The Indian Student Association sponsored a spectacle of music and dancing Saturday night in honor of Holi, the Indian festival of color and spring celebrated after a full moon every March. The three-hour event included 12 separate dance performances in a packed Lisner Auditorium.
ISA members said they offered free admission to the event, a change from past years, to boost attendance and encourage donations to an Indian earthquake relief fund. GW gave the group a reduced rate to rent Lisner.
ISA President Rishi Desai opened the program with a few remarks about Holi and a moment of silence for the victims of a 7.9 magnitude earthquake near Ahmadabad, India.
Groups from American University, University of Maryland and the Guru Nanak Foundation of American performed along with GW dancers. ISA members Anisha Dua and Nandu Machiraju emceed the event.
The performances included a mix of traditional Indian music and dancing combined with current rap and pop-inspired presentations, including two Michael Jackson impersonations.
The Guru Nanak Foundation of America performed the last dance, called Nachda Punjab. Eight male dancers, clad in elaborate yellow and black costumes, incorporated many exciting moves into their routine – at one point forming a human pyramid. The upbeat aura of the dance, combined with lively music and bright colors, captured the essence of the Holi festival.
Color is central to the festival, symbolizing energy, vitality and a passion for life. There are many customs associated with Holi, including the preparation and creation of special foods and clothing for the occasion. The colors represent the earth’s change from winter bleakness to the brilliance of spring.
SA President-elect and ISA member Roger Kapoor thanked students at the event for supporting him through his campaign and through the post-election court battles.
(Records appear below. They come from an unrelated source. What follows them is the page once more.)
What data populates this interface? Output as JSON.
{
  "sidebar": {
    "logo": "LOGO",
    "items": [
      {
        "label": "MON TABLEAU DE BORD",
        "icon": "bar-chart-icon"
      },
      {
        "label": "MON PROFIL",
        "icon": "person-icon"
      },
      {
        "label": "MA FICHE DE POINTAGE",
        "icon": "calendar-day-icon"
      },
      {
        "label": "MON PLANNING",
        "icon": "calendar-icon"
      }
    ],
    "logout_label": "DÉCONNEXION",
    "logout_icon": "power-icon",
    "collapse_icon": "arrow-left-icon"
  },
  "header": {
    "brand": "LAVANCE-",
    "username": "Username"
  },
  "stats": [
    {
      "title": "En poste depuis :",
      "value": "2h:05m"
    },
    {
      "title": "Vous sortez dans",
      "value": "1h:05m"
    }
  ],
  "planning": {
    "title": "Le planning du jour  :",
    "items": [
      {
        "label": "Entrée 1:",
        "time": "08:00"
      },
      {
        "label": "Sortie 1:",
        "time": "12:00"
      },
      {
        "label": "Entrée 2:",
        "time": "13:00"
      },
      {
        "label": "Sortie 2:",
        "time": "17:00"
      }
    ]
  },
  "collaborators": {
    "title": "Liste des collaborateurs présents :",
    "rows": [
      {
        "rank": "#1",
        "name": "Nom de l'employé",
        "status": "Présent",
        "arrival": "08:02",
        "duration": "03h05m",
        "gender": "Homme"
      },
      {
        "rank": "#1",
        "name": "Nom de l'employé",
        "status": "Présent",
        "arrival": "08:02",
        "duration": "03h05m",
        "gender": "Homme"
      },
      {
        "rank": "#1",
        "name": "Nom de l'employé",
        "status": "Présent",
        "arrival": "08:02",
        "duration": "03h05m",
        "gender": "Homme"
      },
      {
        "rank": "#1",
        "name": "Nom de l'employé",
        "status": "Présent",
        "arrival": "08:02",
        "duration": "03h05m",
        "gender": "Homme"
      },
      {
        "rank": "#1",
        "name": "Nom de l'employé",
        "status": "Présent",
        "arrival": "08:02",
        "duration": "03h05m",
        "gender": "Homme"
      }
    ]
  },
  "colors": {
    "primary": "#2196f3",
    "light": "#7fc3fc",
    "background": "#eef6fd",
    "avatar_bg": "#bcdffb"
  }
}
After intermission, guest speaker Arsh Vidya Gurukulam discussed the tragic earthquake in India and described efforts to aid injured victims and families of people who died in the disaster. Donations helped fund construction of a new hospital and much-needed food and medical supplies to the area.
ISA members said a large donation from University President Stephen Joel Trachtenberg, along with Program Board, Student Association and Residence Hall Association contributions allowed the event to be free of charge.
“If people pay for the ticket, they’re much less inclined to donate further,” Desai said.
“It was great of President Trachtenberg to co-sponsor the event,” said ISA member sophomore Raj Parekh.
In a letter to The Hatchet, Trachtenberg expressed disappointment in the ISA’s decision not to charge for the event. The donation Trachtenberg, made, he wrote, was to allow the ISA to use revenue from admission prices for the earthquake relief fund. Desai said the decision to hold a free event was made before Trachtenberg’s donation.
Although he was not directly involved in the exchange with Trachtenberg Parekh said he was not aware of any arrangements to charge admission.
“Maybe there was some miscommunication,” he said. “The fact that it was free enabled more turnout. People were definitely encouraged to donate more.”
Desai said he hoped cutting the admission fee would encourage donations to the relief fund that were collected throughout the evening.
“It was a great gesture by the ISA to put this event on for free in order to get more donations to aid the earthquake victims in India,” said junior Rupa Sekhar, an ISA member.
Desai said the free admission likely drew a larger number of attendees, “at least double” the number from the previous year, he said.
“We also did a good push for the earthquake, and that was the whole purpose of having the show for free,” he said.
Desai said the group raised over $3,000. This year’s free show attracted over 1,100 people, compared to last year’s show, which charged a nominal fee for admission and only attracted 300 people.
“We pulled in a very significant amount of money,” he said. “Probably more than we would have gotten had it not been free.”